We took the signposted left hand track on the (near) south side of the bridge. All the signposts looked recently updated and were very clear on directions and times required.  
The track up to Shadow Lake has been recently maintained and was fairly easy walking.  It heads up the Hugel River and soon crosses over another smart new bridge to the northern bank. 
Cyttaria gunnii (Beech Orange) 
 The track climbs gently through rainforest, rising approximately 270m over a distance of 6.6km from the Overland Track to Shadow Lake.  There is a small tarn on the left shortly before Shadow Lake.   Near the lake the rainforest vegetation changes to sub-alpine forest, with snow gums, buttongrass and sedges flourishing, and pencil pines fringing the lake edge.  Apparently the lake contains the introduced brown and rainbow trout, which can be fished if you have a licence.

It took 2 hours to get to Shadow Lake, where we stopped for lunch.  Unfortunately it was a very short stop, as the clouds covering Mt Hugel decided to drop down and over us, and we got cold and damp quite quickly.  It turned out we would be in and out of heavy clouds /light showers /sun all the while we were up on the ridge.

There is a short walk along the eastern side of the lake and northwards to Forgotten Lake, and a further short walk (steep) to Little Hugel (2 h return).  We didn't do this today!  Instead we got going again on the track toward Mt Hugel.  The turnoff back southwards to join the Mt Rufus track appears some 15 mins from Shadow Lake.  Here the signposts confirmed our earlier fears.  The remainder of the circuit would take 2h 45min, making the whole Shadow Lake Circuit a total of 5 hours.                      

The first half of the new track is fairly level, and runs through delightful sub-alpine moorland, with long stretches of new duckboard snaking across a beautiful broad plain.   It looked as if the ferns had been hit hard by the recent heatwave.  If you wanted to avoid the Mt Rufus track, you could turn around after enjoying the moor and head back the way you came.

The track then rises toward the next ridge, through highland eucalypt forest.
Trigger plant
At the Mt Rufus track, we turned left and descended for what seemed like forever.  This track has not been upgraded, and is quite hard on the old knees.  By the time we reached a new Indigenous exploration path near the bottom, we had no energy to investigate.  Finally we rejoined the Overland Track, and on reaching the Visitors Centre, feeling somewhat rickety, we headed home.

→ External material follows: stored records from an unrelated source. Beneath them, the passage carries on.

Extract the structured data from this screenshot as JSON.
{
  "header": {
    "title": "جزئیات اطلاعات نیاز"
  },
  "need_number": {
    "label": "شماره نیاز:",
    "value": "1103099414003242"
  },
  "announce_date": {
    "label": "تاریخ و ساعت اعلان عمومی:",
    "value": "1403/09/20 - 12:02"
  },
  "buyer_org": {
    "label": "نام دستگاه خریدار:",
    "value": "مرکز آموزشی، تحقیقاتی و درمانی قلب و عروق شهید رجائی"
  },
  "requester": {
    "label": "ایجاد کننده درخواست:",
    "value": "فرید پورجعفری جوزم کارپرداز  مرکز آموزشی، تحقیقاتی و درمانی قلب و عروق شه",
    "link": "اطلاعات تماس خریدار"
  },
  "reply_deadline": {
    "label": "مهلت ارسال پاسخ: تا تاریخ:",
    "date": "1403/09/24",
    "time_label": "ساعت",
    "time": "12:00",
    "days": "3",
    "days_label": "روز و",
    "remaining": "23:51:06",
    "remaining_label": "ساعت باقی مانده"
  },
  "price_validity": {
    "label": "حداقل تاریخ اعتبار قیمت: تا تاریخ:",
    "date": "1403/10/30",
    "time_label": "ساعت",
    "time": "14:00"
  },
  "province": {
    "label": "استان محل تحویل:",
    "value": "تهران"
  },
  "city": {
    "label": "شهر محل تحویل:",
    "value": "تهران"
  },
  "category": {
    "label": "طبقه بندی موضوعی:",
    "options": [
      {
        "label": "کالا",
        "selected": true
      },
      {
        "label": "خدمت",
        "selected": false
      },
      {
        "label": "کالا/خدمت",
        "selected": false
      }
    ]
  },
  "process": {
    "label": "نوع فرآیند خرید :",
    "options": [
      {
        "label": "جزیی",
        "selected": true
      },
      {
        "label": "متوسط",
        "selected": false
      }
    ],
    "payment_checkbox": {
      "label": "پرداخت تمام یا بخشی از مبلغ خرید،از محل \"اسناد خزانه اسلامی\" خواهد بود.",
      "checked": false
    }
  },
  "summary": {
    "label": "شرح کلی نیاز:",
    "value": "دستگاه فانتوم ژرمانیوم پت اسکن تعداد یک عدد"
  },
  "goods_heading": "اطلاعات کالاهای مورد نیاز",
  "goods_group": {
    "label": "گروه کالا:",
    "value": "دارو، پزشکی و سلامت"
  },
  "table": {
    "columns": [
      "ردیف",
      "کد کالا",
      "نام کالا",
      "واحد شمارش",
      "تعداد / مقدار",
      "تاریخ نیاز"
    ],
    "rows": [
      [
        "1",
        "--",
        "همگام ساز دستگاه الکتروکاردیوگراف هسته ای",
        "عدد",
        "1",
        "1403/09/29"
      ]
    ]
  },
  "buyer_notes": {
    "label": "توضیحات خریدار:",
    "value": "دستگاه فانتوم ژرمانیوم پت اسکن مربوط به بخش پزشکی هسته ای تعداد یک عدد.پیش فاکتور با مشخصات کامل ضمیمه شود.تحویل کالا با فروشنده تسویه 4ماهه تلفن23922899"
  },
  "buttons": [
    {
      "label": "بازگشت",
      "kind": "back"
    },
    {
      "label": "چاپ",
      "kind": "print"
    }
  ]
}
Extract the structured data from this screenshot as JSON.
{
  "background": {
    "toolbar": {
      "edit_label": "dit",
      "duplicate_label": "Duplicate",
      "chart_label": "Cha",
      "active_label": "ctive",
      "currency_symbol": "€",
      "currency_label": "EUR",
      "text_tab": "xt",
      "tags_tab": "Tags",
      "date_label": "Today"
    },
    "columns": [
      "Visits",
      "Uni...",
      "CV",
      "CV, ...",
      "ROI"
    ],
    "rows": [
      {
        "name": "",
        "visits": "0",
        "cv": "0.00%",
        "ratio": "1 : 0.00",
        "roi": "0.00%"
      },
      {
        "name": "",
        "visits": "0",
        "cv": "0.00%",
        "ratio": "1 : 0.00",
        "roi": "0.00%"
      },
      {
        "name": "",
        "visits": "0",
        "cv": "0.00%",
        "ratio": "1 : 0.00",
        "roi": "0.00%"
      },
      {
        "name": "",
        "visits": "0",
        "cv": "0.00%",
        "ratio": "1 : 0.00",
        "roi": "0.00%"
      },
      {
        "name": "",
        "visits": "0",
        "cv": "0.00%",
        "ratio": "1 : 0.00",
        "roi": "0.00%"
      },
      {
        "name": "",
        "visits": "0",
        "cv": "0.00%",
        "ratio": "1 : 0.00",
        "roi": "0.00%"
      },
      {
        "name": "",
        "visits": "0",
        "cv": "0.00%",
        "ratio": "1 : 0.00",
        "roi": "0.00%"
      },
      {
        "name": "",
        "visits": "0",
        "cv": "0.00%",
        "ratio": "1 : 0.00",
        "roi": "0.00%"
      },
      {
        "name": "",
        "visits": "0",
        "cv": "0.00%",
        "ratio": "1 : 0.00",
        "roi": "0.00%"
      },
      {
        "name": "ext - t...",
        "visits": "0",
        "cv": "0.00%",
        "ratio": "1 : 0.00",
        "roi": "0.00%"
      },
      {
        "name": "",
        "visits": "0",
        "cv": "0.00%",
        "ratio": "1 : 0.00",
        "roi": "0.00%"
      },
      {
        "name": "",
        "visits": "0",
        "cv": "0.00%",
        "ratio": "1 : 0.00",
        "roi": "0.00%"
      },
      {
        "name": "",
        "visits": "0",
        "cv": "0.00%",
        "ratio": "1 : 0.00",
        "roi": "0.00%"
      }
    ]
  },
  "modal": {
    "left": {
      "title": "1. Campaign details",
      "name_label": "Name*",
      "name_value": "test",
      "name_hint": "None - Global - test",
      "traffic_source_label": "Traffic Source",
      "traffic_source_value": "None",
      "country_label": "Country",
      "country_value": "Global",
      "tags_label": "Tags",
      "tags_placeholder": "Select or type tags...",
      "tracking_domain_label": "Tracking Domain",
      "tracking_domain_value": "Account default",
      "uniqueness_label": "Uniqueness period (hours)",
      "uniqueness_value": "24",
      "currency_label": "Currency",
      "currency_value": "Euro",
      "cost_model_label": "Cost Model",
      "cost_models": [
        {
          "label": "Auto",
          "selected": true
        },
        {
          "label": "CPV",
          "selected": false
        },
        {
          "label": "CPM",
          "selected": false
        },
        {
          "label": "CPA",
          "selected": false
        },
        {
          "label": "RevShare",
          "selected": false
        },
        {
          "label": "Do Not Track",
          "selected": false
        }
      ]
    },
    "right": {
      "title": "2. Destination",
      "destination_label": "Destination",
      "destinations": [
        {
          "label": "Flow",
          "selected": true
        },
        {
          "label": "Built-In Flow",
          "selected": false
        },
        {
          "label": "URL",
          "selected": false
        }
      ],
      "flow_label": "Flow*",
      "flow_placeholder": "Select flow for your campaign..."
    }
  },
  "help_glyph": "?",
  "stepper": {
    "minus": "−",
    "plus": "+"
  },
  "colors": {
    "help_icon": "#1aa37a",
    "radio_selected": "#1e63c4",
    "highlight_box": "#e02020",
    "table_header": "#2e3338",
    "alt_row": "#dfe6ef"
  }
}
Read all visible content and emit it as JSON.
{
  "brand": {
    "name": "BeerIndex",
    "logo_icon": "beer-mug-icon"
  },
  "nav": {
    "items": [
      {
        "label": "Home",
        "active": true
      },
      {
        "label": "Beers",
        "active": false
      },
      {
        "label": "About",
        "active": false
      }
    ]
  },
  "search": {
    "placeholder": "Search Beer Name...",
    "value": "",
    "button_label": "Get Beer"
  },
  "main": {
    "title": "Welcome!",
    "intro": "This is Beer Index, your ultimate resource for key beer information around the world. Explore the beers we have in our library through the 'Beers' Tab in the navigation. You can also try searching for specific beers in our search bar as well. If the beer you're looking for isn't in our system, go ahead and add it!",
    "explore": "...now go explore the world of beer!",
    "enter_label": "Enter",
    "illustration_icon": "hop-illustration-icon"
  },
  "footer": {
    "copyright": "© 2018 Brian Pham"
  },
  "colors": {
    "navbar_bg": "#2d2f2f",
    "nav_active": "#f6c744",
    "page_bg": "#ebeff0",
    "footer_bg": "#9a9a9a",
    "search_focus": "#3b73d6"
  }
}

Another sight to see just south of the turnoff to the park is The Wall ($10 adult, $5 child).  We'll check it out next time.  Robert and I decided to visit the Teez Cafe at Tarraleah on the way home.  It was well advertised from the highway, but we were dismayed to find that it was not in fact open and the whole place looked very quiet.  The highland cattle were cute though!
We had to wait until reaching Hamilton to enjoy a good cup of tea, with lamingtons as consolation.  Hamilton seems to be doing good things in working to preserve its heritage and to attract visitors.
The show might be good!
Another bonus from this trip was that I discovered a new anti-blister product which may supersede our old favourite Dr Scholls Moleskin  i.e.  Bandaid's Blister Block.   Must pack some on future walks, to apply at first hint of a blister!
In summary:
Getting there:  It is a 2.5 hours drive west of Hobart via the Lyell Highway (A10).  At Derwent Bridge, turn right onto the 5.5 km long access road to the Visitors Centre at Cynthis Bay.

Walk time:   5 hours
National Park entry fees apply
NP grade this as Level 3, and Group C items should be taken (gaiters and wet weather gear always advisable).